To the Editor: Acute dystonic reactions are well recognized, but isolated dystonia of the pharyngeal muscle causing dysphagia is a rare occurrence with neuroleptic drugs. Extended-release paliperidone is a newly introduced atypical antipsychotic medication formulated using the principal active metabolite of risperidone, 9-hydroxyrisperidone. In contrast to risperidone, it provides consistent and smooth plasma drug concentrations over 24 hours.1 We report a young man who developed acute-onset dysphagia after taking paliperidone.
Mr. S, an 18-year-old male student, presented with a history of being suspicious, irritable, withdrawn, muttering to self, and having grandiose ideas and disturbed biological functions for a duration of 1 year. He was diagnosed with schizophrenia (DSM-IV-TR criteria). He was treated with divalproex sodium, 750 mg/day, olanzapine, 30 mg/day, and clozapine, 100 mg/day, with marked recovery in psychotic symptoms. He remained stabilized for 3 months while continuing the same treatment. Subsequently, he stopped taking medicine and had a relapse within 2 weeks. This time he was treated with divalproex sodium, 500 mg/day, and paliperidone, 3 mg/day. At day 3, the dosage of paliperidone was increased to 6 mg/day. After taking only two doses of paliperidone at 6 mg/day and within 12 hours of his last dose of paliperidone, he started complaining of a choking sensation in his throat if he tried to ingest any solid or semisolid food and made gurgling sounds. He had little difficulty taking liquids, but solid food would stick in his throat. He presented with severe anxiety and was calling for help. By the time he was brought to the treating psychiatrist, within 4 hours, he also had difficulty making sounds of any kind.
Neurological examination did not show any evidence of organic illness, and no abnormal movements were noticed on other parts of the body. He was given intramuscular promethazine, 50 mg, and within 30 minutes he showed remarkable recovery in swallowing. Otolaryngological and gastroenterological evaluation did not find any organic causes and confirmed a case of drug-induced dysphagia. His organic workup for dystonia, including EEG and brain MRI, was negative. Paliperidone was replaced by clozapine, 200 mg/day, with no further recurrence of dysphagia.
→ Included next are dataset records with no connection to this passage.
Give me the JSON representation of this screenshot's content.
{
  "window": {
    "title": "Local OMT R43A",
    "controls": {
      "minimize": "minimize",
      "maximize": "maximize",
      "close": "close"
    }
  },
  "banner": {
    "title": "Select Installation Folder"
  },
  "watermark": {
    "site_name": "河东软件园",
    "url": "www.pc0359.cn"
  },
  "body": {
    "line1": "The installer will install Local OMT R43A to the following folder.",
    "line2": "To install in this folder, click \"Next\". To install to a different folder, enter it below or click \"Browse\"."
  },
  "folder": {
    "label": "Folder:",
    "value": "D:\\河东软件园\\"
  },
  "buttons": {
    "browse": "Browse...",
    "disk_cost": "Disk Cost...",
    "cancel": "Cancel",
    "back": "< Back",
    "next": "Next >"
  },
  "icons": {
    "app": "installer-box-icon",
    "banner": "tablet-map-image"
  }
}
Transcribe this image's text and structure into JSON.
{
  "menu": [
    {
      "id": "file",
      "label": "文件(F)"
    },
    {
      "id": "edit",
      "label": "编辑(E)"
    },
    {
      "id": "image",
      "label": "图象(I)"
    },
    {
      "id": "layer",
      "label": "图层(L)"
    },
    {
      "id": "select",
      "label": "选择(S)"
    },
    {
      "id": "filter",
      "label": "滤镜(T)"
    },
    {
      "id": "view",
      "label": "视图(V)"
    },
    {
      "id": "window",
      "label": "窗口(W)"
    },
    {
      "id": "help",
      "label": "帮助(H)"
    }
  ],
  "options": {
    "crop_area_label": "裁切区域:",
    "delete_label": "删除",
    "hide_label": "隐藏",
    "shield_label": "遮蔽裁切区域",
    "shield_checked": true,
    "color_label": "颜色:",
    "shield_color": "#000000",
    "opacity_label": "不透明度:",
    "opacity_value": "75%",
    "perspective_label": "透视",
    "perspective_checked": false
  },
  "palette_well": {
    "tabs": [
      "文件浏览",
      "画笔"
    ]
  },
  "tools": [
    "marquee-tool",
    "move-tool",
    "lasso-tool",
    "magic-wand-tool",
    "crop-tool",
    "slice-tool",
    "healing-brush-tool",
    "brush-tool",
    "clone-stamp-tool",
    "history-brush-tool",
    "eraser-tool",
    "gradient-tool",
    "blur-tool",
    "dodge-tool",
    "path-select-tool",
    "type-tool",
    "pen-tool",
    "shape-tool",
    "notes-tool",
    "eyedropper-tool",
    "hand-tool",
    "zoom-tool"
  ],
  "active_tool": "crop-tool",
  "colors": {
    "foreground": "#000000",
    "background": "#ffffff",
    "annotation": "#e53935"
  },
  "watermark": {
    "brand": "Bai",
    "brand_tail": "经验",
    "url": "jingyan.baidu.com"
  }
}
The association between paliperidone and dystonic dysphagia is irrefutable in this report; the complaints developed shortly after the introduction of paliperidone and resolved with an anticholinergic drug. Dysphagia may be a manifestation of extrapyramidal side effect when it is associated with neuroleptic therapy.2 Literature shows that patients with dystonic dysphagia frequently have oromandibular dystonia or neck dystonia,3 but in our case it was an isolated phenomenon. The mechanism of action of paliperidone is unclear. Paliperidone may cause dystonia due to its dopamine D2-serotonin 5HT2A antagonist property.1 Further, it can block alpha 2 adrenoceptors which can increase noradrenergic activity by inhibiting the autoreceptors.4 Animal study has suggested that enhanced activity of central noradrenergic nuclei is one of the pathophysiologies of dystonia.5
Complaints of dysphagia in patients with schizophrenia are often overlooked, and this report shows that early diagnosis of neuroleptic-induced dysphagia can avoid potential complications and prevent the patient from undergoing extensive diagnostic testing and various drug trials.